Tag Archives: Epigenetic Aging

Epigenetic Aging: Inflammation, Exercise, Smoking

Besides diet (https://michaellustgarten.wordpress.com/2019/12/07/slowing-epigenetic-aging-with-diet/), are there other factors that may impact epigenetic aging? First, let’s have a look at clinically relevant variables, including inflammation, the lipid profile, kidney function, blood pressure, and body size/dimensions (Liu et al. 2019):

EA crp.png

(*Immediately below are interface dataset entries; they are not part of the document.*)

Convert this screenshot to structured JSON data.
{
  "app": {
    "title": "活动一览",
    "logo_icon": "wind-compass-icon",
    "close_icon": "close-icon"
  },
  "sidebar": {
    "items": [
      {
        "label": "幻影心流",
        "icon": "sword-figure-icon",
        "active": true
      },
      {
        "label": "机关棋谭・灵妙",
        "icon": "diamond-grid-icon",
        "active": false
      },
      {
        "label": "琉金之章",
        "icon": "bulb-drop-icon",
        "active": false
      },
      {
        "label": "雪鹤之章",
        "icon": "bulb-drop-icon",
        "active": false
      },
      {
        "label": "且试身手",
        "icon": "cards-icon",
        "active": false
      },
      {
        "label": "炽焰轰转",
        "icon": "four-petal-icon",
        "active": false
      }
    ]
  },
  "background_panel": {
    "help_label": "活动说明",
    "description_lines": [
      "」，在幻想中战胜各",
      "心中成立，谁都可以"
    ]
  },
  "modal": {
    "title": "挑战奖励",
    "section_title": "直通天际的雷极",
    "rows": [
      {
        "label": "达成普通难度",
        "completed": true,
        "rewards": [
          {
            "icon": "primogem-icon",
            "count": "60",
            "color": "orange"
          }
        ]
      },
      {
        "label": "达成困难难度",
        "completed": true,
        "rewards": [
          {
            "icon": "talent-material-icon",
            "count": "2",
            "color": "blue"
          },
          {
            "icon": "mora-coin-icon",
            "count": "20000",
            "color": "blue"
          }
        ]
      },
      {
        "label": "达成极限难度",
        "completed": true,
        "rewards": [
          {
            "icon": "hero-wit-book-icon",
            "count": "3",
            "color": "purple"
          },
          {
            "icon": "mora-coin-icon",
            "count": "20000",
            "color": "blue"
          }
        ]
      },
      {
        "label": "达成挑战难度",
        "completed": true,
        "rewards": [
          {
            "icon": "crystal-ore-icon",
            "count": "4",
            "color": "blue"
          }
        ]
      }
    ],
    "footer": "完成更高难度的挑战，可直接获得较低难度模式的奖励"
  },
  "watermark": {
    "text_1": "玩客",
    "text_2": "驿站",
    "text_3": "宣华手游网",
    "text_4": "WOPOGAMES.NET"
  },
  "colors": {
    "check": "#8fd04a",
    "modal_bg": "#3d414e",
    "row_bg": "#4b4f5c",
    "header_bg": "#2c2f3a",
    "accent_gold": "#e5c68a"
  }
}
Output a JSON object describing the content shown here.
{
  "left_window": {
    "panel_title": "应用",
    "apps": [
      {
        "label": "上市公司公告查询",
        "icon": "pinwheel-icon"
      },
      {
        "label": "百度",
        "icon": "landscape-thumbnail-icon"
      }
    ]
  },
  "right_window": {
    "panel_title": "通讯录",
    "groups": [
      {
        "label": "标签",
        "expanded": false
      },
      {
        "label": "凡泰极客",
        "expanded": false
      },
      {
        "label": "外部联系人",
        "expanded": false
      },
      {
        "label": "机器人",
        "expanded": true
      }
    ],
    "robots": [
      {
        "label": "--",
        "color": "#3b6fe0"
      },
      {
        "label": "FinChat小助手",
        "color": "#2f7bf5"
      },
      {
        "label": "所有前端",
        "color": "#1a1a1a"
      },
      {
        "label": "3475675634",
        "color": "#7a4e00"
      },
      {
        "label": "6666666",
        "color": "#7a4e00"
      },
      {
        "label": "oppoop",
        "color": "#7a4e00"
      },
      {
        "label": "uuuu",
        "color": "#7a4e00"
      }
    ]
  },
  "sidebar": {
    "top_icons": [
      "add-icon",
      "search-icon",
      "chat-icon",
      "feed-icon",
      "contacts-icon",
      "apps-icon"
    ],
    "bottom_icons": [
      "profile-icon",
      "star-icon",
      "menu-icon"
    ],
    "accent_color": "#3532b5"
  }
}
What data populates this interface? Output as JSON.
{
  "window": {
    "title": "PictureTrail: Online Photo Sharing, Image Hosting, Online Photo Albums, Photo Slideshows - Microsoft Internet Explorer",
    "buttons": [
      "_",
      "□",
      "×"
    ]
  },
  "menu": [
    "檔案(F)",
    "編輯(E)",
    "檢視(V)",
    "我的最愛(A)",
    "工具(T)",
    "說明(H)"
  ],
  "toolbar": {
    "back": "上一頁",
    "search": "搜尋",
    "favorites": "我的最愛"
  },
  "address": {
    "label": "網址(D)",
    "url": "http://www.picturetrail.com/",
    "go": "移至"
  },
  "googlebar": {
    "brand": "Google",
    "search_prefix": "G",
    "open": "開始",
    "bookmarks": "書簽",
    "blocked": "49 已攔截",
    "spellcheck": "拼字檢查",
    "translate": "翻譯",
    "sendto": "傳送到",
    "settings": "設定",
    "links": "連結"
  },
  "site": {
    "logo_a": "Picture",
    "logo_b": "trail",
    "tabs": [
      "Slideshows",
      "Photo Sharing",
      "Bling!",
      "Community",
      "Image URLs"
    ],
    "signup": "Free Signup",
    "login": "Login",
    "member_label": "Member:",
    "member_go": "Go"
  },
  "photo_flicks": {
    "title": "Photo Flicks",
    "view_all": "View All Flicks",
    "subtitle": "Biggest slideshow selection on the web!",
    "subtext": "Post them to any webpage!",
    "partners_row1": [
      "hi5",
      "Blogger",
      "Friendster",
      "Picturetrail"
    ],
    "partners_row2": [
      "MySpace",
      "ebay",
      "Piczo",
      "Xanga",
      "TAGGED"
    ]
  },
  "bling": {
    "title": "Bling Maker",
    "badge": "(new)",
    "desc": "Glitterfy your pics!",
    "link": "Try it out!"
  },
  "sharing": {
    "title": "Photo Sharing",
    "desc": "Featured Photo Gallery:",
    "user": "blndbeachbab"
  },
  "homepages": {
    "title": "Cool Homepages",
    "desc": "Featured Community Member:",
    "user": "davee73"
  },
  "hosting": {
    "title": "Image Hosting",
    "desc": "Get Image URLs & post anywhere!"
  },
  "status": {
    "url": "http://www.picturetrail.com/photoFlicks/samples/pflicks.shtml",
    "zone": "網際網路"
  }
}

One of the strongest correlations for the clinical variables with epigenetic aging (AgeAccelGrim) is found for C-reactive protein (CRP), with higher CRP being associated with an older epigenetic age. This data supports the hypothesis that CRP levels as low as possible may be representative of biological youth, which I’ve previously written about (https://michaellustgarten.wordpress.com/2019/10/19/optimizing-biological-age-crp/). Similarly, higher values for insulin, glucose, triglycerides, systolic blood pressure, BMI, and the waist/hip ratio were correlated with an older epigenetic age, whereas higher HDL was correlated with a younger epigenetic age. Significant correlations were not identified for total or LDL cholesterol, creatinine, or diastolic blood pressure.

Investigating further, the strongest correlation for epigenetic aging was found for smoking, as current smokers had an older epigenetic age. In contrast, those who exercised, drank alcohol, and that had higher levels of education and income had younger epigenetic ages (Liu et al. 2019):

exerc ea

 

References

Lu AT, Quach A, Wilson JG, Reiner AP, Aviv A, Raj K, Hou L, Baccarelli AA, Li Y, Stewart JD, Whitsel EA, Assimes TL, Ferrucci L, Horvath S. DNA methylation GrimAge strongly predicts lifespan and healthspan. Aging (Albany NY). 2019 Jan 21;11(2):303-327. doi: 10.18632/aging.101684.

If you’re interested, please have a look at my book!

Epigenetic Aging: Can It Be Slowed With Diet?

Having a faster rate of epigenetic aging, as measured by the epigenetic age metric, AgeAccelGrim, is associated with a significantly increased risk of death for all causes in a variety of cohorts, including the Framingham Heart Study (FHS), the Women’s Health Initiative (WHI) study, the InChianti study, the Jackson Heart Study (JHS), and collectively, when evaluated as a meta-analysis (Lu et al. 2019):

Screen Shot 2019-12-07 at 2.23.27 PM.png

With the goal of minimizing disease risk and maximizing longevity, can epigenetic aging be slowed? Shown below is the correlation between dietary components with AgeAccelGrim. Dietary factors that were significantly associated  (the column labelled, “p”) with a younger epigenetic age were carbohydrate intake, dairy, whole grains, fruit, and vegetables. In contrast, dietary fat intake and red meat were associated with older epigenetic ages (Lu et al. 2019):

Screen Shot 2019-12-07 at 2.34.50 PM.png

Note that dietary recall data as a means for identifying nutrient intake can be unreliable-a better measure of dietary intake is circulating biomarkers. Are there associations between circulating biomarkers of nutrient intake with epigenetic aging?

Higher blood levels of carotenoids, including lycopene, alpha- and beta-carotene, lutein+zeaxanthin, and beta-cryptoxanthin were associated with a younger epigenetic age (Lu et al. 2019):

epi veg

If your goal is optimal health and longevity, eating foods that are rich in these nutrients may be an important strategy for slowing epigenetic aging. Which foods contain these nutrients? Carotenoids are found almost exclusively in vegetables and fruits. For example, lycopene is enriched in watermelon and tomatoes, alpha- and beta-carotene is high in carrots, orange vegetables (sweet potato, squash, pumpkin) and greens, lutein+zeaxanthin is prevalent in greens, and beta-cryptoxanthin’s highest levels are found in butternut squash and red bell peppers.

If you’re interested, please have a look at my book!

References

Nutrient composition data: https://reedir.arsnet.usda.gov/codesearchwebapp/(S(ujsr52ygvp0tw13m1luk0rny))/CodeSearch.aspx

Lu AT, Quach A, Wilson JG, Reiner AP, Aviv A, Raj K, Hou L, Baccarelli AA, Li Y, Stewart JD, Whitsel EA, Assimes TL, Ferrucci L, Horvath S. DNA methylation GrimAge strongly predicts lifespan and healthspan. Aging (Albany NY). 2019 Jan 21;11(2):303-327. doi: 10.18632/aging.101684.